Here are 10 tricks to find the best answers to almost any research question.
1. Ask Your Peers on HighTable
Getting trusted recommendations from your network is always the best option, but sometimes your network isn’t big enough or experienced enough to help.
Enter HighTable. It’s a closed network of seasoned professionals willing to help, network, and mentor each other. Right now, it’s mostly entrepreneurs, but will open up to other professionals soon.
If you’re looking to connect with other people in the startup scene and get expert answers to specific business questions, HighTable can be a useful resource. The catch is that you have to apply and go through orientation, so make sure you sign up before you think you’ll need it, so you have it when you do.
2. Mine the Free Research at Think with Google
Google produces and collates a large collection of publicly accessible research through theirThink with Google site. It’s obviously all focused on digital media, but cuts across a range of channels and industries, with an emphasis on large digital trends, for example:
Their research library, in particular, is a great place to start any digging depending on what you’re looking for:
- By Industry
- By Media Platform
- By Audience
Facts and Stats are great for presentations.
3. Ask a Research Librarian
One of my favorite research tricks is to go to the public library. It’s an often overlooked source, but libraries frequently have access to a lot of databases and research that can cost tens of thousands of dollars to buy.
If you’re not sure where to start, or just want another opinion, consult a research librarian. One of their goals is to help connect library goers with the right resources. You can ask them a question, sometimes online or by appointment, and they’ll come back with a personalized recommendation of the best databases and resources.
If you happen to be in Manhattan, check out the Science, Industry and Business branch of the New York Public Library. You can see which databases are available on their site and contact a research librarian.
Give yourself at least 5 days to hear back from a research librarian. You can access any of the databases, but have to be on site. You can use your personal laptop over the Wi-Fi connection.
4. Take a Class at Skillshare or General Assembly
Often times, the best advice comes from someone who has “been there, done that.” There’s a new breed of peer-to-peer education companies that offer a lot of education focused on issues specific to online marketing, especially startups.
Skillshare is a platform for anyone to teach and find an audience. It’s mostly local classes in New York and California, but they recently introduced online classes accessible to anyone. Most classes tend to be one off vs. a part of a series. Pay close attention to teacher reviews, as quality can vary.
General Assembly, on the other hand, is routed is a company with physical campuses across the world focused on fostering entrepreneurship. Their classes, including some online options, are more curated experiences. Their courses are much more structured and extended options, with an equally large price tag.
5. Get Authoritative Charts at Emarketer

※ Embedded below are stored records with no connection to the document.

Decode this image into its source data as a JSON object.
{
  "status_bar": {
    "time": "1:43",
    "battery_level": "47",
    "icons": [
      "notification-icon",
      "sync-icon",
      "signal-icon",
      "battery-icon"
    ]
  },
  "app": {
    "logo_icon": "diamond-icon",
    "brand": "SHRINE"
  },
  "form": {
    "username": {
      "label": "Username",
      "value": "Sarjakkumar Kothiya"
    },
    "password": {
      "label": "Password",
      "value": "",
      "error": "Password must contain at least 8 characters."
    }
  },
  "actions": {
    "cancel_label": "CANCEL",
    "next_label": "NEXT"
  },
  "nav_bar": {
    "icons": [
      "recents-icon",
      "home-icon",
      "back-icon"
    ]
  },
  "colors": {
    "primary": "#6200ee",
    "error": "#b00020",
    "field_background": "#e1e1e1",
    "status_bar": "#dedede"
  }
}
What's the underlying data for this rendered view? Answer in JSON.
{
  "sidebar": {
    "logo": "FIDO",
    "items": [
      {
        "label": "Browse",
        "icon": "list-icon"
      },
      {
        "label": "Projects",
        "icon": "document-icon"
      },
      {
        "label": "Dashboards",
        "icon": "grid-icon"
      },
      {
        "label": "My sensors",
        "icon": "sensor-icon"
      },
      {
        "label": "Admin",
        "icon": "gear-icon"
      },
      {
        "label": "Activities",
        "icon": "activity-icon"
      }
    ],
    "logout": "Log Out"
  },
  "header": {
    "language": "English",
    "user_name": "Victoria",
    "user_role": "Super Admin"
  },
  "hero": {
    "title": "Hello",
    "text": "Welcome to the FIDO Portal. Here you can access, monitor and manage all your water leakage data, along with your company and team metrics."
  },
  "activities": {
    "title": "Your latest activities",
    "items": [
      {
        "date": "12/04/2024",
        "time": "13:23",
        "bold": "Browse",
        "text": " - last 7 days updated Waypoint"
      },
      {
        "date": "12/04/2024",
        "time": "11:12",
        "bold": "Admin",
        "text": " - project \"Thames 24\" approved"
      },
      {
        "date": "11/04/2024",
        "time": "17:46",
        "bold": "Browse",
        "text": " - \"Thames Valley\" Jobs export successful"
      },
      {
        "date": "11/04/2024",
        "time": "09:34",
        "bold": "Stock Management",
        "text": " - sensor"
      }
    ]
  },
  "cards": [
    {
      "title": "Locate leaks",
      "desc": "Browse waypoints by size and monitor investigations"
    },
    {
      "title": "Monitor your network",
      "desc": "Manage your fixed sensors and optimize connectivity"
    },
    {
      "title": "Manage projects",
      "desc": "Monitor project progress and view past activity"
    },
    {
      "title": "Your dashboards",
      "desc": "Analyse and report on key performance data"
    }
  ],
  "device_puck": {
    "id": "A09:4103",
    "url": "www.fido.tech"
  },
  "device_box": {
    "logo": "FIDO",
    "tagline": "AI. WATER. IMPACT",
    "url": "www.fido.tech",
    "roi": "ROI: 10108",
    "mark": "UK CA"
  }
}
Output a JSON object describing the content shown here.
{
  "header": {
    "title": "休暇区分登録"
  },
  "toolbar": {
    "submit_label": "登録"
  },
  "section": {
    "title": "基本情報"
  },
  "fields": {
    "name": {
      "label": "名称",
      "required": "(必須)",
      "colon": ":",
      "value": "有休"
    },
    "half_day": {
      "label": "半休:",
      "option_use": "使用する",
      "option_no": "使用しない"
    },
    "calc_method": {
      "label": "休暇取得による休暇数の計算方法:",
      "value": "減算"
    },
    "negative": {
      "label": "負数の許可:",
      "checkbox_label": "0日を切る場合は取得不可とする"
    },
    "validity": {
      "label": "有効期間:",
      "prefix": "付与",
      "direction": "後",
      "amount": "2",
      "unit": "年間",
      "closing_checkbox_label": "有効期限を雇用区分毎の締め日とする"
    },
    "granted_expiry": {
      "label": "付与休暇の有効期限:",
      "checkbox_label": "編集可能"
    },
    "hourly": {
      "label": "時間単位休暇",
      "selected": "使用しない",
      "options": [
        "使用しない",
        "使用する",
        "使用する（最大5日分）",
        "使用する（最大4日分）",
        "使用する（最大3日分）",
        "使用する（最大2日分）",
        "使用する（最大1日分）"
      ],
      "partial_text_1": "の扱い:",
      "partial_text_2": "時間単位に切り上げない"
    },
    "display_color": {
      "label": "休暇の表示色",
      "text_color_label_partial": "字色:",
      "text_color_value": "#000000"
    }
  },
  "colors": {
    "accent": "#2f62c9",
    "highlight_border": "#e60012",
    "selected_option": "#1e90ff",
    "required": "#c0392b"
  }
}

EMarketer takes popular research reports, like Pew Internet and comScore, and packages their insights into digestible chunks and charts. Chances are that, if you’ve ever attended a conference, you’ve seen one of their charts in a presentation, e.g.:
Their site features an array of recent charts and articles, but the full research is only available by pay, though you can usually find what you need with some creative Googling or by perusing their Facebook album. You can also subscribe to their popular newsletter and just archive the old issues for future research.
6. Buy Industry Reports from Shop.org or Econsultancy
If you’re looking for research about ecommerce, Shop.org is one of the best associations for ecommerce specific data. They collate a lot of research from their members and sponsors.Original research is exclusive to members, which starts at $1,500.
EConsultancy, based in the UK, produces original research and compiles third-party data with market data, best practice guides, supplier selection, template files, trends and innovation and event presentations from their conferences. The silver level of membership is $495 and gives you access to all of their research.
7. Marketing Charts
Marketing Charts does one thing: they take existing research from other sources, pull out the interesting data and put it into a chart, e.g.:
Their archives are navigable by media type and fully searchable. Their sources, however, aren’t always as authoritative. Make sure you review the content producer before you use the chart.
8. Find a Presentation on Slideshare
Conference presentations are useful, but often inaccessible if you aren’t flying across the country and paying thousands of dollars to attend.
9. Industry Associations
Most channels have a non-profit industry association designed to educate and promote, which includes a lot of free and paid research. Here are some examples:
- Interactive Advertising Bureau
- Mobile Marketing Association
- Word of Mouth Marketing Association
- Email Experience Council
- Digital Analytics Association
10. Ask People on LinkedIn and Quora
Make sure you do a search before you post a question. Responses vary wildly in quality, so review the respondent. Be prepared for a lot of sales people pitching their wares.